--- Required action ---
Copy out each line in the listing below where the word "value" appears.

--- Listed entries ---
|---|
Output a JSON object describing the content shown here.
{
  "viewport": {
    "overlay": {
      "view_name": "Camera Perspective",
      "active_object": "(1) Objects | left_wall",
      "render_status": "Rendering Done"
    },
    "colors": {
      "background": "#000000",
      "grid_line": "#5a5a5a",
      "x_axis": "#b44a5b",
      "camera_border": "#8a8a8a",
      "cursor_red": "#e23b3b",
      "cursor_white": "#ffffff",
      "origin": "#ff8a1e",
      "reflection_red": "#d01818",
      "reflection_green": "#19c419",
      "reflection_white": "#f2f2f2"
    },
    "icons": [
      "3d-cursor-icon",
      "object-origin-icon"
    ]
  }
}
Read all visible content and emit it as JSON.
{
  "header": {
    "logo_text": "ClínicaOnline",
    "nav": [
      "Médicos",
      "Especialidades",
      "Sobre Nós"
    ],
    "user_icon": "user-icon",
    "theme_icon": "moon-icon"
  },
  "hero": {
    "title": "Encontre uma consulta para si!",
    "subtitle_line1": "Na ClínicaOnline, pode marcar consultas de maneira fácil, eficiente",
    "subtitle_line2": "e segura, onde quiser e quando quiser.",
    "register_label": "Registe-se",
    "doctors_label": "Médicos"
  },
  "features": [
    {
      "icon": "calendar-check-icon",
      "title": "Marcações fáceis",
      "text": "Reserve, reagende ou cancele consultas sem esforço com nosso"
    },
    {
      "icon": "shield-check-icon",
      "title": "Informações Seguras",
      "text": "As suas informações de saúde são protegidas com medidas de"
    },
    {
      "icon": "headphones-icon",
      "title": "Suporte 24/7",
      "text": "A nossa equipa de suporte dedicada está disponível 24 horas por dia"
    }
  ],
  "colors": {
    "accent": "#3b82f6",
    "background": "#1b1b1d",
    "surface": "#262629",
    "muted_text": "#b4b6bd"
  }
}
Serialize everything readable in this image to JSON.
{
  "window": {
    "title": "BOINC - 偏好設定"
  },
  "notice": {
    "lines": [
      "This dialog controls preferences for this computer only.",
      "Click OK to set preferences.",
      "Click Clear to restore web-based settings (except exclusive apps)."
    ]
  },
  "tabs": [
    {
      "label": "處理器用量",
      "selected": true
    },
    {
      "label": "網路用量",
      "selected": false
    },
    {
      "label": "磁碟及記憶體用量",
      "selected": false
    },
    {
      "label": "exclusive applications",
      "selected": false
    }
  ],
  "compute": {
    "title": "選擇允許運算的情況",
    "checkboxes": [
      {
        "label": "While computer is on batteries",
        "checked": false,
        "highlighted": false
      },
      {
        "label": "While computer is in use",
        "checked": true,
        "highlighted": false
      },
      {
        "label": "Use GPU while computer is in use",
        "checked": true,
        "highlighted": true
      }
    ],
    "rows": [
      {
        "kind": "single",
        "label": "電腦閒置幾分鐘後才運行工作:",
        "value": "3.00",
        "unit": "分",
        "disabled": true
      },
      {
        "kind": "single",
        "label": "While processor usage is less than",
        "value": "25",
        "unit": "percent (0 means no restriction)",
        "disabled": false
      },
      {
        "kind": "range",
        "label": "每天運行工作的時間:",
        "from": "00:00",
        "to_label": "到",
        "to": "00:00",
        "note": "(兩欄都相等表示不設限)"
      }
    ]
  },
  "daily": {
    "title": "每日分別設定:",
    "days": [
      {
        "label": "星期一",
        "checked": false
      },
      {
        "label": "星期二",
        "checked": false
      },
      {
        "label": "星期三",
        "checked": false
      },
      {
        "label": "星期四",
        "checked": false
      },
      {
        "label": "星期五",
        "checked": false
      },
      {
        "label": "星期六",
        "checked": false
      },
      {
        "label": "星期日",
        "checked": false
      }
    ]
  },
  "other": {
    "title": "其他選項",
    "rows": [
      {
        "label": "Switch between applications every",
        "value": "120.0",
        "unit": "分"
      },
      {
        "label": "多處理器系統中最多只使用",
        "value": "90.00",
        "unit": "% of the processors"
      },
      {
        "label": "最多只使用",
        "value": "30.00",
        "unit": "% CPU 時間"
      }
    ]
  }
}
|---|
--- Problem solution ---
        "value": "3.00",
        "value": "25",
        "value": "120.0",
        "value": "90.00",
        "value": "30.00",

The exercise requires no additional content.